Begin to slide your right foot more toward your buttocks (and up toward your chest), keeping your position aligned as before (spine, flat feet, ankles together, shoulders down). If you need to, use your hand to put your leg into a position closer to your body-after practice, you will not need to “assist”. Your right leg will be forming a “comfortable” triangle with the floor. Picture the next pose, which is to bring the left leg up and over the right, when preparing to position yourself.

You will be aligned with the right knee directly in front of or “square,” with your pelvis.

Pose Third:

Now, pull in or “retract” you left leg, until it is also in a triangle and put it over your right leg. Slide your left foot along the floor, resting it alongside your right hip and forming a triangle with your left leg. Make whatever adjustments are necessary to “stack” your left knee directly over your right. Press your inner thighs together gently. You should feel a little tension in your outer left hip. Also, there is a tendency for the left hip to raise, the right hip to press into the floor and the alignment to go awry. take a moment and find a comfortable but correct position with the hips “square,” both as much on the floor as possible, back straight and shoulders down.-this is a continual battle and part of the “fun.” This natural and correct alignment will do wonders for your stretch and your pose-almost no one doesn’t have stretching going on somewhere in this and those especially “out of shape” or incorrectly trained, will have much to grapple before becoming fluent in this pose and able to control it for the best stretch.One problem with people who believe they have control of this stretch is the tendency to grip with their hips, the floor and use the stomach muscles to “scoop” the leg into position. It is the back, straight, which gives the support necessary to relax the leg and for “crossing over” the other leg.

4th Pose:
Keep your back long and extend forward from your hips, placing your fingertips on the floor in front of you for support. When you feel moderate tension along your left buttock, hold the position for up to 30 seconds, breathing normally. Return the torso to an upright position and then repeat the forward hinge up to four times, then reverse.
Keep on dancing!
This link has some of the information here and a “training program” available online, although all of this information is generally available elsewhere.

http://www.theballetblog.com/article/improving-technique/training-turnout-part-2-isolating-your-true-turnout/

If you live in NYC-OUT THIS NUMBER IN YOUR CELL PHONE NOW!

212-598-6022-Harkness Dancer Clinic

They have a One-on-One Injury Prevention Assessment Program ~FREE~

The Harkness Center offers one-hour, free-of-charge injury prevention assessments for dancers. During the injury prevention assessment session each dancer is seen individually for an hour by a therapist who reviews the dancer’s complaints, medical and nutrition histories and performance during a battery of tests. The screening is designed to evaluate the risk the dancer is exposed to and to discuss the dancer’s concerns before an injury occurs. At the conclusion of the assessment the dancer is given an individually tailored injury prevention exercise regime with recommendations for modification of their technique, training strategies, footwear and/or dance environment. The aim of the screening is to maximize each dancer’s potential for wellness. Thousands of dancers have participated in this program and have rated it 3.9 out of a perfect 4.0 for its relevance and helpfulness. Harkness has educational programs for dancers!

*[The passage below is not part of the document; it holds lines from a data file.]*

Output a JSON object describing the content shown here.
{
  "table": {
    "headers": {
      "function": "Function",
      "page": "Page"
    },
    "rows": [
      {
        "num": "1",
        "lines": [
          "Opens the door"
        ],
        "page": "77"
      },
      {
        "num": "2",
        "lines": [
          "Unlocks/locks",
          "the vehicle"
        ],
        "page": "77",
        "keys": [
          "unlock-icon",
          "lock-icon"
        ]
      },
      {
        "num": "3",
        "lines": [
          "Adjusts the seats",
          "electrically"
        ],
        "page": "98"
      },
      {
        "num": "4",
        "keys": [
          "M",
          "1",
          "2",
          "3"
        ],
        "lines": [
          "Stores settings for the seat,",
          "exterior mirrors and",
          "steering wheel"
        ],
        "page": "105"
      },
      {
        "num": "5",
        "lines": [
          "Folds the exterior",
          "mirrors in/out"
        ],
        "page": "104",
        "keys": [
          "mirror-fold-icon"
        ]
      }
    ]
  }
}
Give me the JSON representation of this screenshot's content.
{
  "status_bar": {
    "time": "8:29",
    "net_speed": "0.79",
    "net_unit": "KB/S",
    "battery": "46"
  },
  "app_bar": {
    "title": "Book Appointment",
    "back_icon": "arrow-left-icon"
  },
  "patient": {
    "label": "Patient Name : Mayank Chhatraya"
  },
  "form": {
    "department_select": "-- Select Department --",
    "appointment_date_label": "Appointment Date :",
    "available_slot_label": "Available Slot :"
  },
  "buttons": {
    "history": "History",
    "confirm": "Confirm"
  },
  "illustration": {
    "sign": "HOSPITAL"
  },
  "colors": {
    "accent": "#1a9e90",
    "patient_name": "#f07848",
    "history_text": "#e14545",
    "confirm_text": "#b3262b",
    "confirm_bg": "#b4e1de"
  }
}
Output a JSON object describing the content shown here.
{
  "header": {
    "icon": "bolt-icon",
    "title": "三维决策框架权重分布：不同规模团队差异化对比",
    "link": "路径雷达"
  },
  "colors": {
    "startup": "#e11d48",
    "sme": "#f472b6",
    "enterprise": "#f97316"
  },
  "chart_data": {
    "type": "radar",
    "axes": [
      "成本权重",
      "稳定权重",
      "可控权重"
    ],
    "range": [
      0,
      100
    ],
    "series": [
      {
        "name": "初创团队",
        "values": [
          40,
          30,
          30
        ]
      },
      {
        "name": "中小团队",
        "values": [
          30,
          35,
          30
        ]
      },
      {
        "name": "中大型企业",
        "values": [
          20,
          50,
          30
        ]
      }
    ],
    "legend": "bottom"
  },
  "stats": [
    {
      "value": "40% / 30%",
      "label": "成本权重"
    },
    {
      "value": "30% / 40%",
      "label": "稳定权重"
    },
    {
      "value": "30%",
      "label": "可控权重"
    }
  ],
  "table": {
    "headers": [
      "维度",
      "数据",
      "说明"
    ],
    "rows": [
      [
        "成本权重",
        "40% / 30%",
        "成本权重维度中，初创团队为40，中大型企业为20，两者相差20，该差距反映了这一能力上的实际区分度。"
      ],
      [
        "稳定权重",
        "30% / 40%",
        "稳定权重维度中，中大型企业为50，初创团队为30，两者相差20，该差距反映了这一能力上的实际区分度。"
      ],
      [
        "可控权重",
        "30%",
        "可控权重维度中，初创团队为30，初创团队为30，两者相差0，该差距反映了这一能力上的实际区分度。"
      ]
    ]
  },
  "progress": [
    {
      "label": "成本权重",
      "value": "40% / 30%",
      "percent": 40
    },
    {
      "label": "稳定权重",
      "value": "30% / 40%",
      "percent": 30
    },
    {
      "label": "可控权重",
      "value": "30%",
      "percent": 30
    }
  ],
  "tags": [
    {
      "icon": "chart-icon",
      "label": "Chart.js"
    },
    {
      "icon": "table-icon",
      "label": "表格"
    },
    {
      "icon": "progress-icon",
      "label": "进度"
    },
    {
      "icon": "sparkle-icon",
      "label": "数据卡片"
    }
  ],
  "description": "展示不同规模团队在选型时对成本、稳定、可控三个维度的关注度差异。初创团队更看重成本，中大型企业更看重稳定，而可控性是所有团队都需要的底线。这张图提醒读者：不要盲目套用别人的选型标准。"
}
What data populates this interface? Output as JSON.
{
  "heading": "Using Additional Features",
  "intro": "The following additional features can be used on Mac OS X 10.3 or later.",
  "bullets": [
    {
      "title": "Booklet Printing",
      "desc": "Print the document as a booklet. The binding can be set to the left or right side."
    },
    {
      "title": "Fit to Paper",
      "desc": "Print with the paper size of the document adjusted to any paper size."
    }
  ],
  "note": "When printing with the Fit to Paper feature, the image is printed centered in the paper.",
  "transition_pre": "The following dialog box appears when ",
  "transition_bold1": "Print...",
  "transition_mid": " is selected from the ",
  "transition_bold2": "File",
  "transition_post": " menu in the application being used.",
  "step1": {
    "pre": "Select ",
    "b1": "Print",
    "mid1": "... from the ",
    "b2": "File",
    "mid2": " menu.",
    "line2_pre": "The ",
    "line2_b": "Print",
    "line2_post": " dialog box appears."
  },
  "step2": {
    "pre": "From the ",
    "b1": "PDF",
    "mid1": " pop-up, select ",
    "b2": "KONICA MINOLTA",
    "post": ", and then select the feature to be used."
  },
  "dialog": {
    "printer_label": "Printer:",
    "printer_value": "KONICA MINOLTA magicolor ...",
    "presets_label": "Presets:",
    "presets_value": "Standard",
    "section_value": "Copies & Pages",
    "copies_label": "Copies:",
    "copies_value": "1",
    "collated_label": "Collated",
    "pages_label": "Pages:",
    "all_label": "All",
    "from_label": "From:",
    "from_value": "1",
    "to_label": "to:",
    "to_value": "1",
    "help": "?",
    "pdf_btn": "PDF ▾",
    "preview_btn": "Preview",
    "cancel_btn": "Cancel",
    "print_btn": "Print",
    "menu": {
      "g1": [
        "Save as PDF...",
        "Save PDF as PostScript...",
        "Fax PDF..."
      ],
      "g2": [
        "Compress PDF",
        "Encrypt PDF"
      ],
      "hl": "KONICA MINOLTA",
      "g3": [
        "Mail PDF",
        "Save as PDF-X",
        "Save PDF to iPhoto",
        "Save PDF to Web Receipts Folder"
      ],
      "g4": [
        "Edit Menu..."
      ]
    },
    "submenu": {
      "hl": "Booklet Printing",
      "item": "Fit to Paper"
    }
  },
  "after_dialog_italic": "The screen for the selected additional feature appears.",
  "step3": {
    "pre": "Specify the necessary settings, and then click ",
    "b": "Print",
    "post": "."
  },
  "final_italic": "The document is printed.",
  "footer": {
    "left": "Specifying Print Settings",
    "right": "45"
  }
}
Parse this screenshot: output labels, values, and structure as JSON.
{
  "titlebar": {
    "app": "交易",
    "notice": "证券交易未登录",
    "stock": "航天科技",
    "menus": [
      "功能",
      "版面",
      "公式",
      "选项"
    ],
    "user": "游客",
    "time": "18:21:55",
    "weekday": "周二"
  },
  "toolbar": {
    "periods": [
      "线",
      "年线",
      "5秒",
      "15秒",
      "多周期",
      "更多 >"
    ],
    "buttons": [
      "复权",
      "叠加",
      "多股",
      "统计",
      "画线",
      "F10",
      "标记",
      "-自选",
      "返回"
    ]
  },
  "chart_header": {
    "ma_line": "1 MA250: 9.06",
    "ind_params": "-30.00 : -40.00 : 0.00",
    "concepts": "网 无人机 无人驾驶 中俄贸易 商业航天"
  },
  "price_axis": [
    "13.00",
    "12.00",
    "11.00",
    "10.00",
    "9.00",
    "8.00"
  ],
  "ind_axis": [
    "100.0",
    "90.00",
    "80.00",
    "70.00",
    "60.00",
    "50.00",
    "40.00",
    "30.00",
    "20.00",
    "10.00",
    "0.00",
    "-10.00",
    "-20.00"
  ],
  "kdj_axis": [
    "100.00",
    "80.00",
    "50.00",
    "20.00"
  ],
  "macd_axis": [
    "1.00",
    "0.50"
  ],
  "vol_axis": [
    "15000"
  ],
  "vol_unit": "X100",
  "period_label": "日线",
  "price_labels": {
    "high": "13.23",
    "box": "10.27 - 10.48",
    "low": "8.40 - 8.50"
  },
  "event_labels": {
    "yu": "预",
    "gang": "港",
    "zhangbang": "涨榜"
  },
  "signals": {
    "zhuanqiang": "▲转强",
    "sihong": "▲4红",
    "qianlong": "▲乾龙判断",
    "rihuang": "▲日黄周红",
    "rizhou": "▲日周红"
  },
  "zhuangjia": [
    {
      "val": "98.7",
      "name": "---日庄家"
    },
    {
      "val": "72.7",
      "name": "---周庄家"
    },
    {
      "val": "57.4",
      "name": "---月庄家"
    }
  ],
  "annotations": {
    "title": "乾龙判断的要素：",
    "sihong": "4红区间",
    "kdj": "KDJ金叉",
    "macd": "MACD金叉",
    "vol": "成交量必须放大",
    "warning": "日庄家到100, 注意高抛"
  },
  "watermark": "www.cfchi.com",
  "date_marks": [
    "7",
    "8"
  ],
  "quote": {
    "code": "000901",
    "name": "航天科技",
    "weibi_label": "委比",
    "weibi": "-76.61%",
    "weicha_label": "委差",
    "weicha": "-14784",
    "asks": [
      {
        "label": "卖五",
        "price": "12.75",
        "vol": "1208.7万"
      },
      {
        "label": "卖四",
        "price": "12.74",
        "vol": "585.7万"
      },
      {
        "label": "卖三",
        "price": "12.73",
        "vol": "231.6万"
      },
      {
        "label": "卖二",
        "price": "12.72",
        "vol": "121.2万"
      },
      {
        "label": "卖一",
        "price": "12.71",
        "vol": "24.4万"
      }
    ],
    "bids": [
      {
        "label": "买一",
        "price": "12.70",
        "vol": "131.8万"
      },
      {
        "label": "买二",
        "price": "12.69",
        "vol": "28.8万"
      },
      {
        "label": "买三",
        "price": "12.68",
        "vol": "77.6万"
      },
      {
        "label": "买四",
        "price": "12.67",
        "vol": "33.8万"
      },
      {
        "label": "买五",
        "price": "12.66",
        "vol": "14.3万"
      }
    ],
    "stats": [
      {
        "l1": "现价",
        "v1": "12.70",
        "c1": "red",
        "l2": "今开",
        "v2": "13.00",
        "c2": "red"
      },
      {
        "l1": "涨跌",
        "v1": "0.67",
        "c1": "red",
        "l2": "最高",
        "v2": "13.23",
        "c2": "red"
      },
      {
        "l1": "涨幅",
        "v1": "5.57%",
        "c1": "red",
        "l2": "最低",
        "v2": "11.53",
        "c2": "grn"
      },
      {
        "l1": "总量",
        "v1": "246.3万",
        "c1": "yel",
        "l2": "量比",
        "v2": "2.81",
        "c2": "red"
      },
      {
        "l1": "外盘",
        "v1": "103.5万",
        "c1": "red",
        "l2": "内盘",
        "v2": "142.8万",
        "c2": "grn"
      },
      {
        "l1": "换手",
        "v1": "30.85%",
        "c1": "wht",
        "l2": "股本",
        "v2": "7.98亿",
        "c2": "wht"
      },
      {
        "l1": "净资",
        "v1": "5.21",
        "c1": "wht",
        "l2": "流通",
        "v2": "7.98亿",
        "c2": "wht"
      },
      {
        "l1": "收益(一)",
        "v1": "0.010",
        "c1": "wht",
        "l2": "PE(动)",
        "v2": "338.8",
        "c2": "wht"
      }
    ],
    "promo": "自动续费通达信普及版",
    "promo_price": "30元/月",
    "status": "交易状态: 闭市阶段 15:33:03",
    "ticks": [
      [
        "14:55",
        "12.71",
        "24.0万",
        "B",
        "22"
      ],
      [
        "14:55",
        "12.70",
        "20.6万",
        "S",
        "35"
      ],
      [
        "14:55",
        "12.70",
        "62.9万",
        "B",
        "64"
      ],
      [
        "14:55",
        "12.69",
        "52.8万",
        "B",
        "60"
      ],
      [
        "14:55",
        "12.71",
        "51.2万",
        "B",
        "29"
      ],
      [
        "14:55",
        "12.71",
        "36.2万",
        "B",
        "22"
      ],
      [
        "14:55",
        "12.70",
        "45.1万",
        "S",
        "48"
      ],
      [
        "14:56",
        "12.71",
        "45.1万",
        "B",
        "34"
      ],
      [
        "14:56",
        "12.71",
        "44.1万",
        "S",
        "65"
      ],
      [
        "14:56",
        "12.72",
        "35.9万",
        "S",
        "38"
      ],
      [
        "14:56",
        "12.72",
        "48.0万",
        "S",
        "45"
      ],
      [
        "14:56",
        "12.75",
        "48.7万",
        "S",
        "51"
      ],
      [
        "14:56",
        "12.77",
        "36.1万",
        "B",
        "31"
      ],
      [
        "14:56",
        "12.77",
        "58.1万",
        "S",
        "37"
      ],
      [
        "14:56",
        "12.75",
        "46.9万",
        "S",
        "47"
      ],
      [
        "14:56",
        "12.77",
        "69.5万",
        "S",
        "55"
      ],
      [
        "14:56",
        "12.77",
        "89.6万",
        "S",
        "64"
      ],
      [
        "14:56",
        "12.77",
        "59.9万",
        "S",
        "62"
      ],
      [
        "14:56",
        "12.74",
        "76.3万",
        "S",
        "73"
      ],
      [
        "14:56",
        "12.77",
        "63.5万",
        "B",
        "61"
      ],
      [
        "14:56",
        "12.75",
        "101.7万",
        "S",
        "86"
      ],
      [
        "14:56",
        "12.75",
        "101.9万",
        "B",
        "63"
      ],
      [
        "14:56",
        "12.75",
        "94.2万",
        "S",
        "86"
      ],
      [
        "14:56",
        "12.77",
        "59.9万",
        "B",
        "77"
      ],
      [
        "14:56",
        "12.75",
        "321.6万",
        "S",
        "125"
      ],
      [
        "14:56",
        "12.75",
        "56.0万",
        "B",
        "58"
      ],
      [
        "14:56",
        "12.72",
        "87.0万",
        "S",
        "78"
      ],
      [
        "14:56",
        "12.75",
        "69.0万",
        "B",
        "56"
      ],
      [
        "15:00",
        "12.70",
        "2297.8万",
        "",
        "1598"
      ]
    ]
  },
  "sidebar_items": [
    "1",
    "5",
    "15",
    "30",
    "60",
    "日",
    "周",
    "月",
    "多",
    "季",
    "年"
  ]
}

For additional information and to download an individual assessment form:

http://hjd.med.nyu.edu/harkness/patient-services/injury-prevention-assessments-and-workshops

If you have specific question email: harkness@nyumc.org

 

Keep On Dancing!!!

What Snapping Hip May Say About Your Dance Training | Dance Advantage


What Snapping Hip May Say About Your Dance Training | Dance Advantage.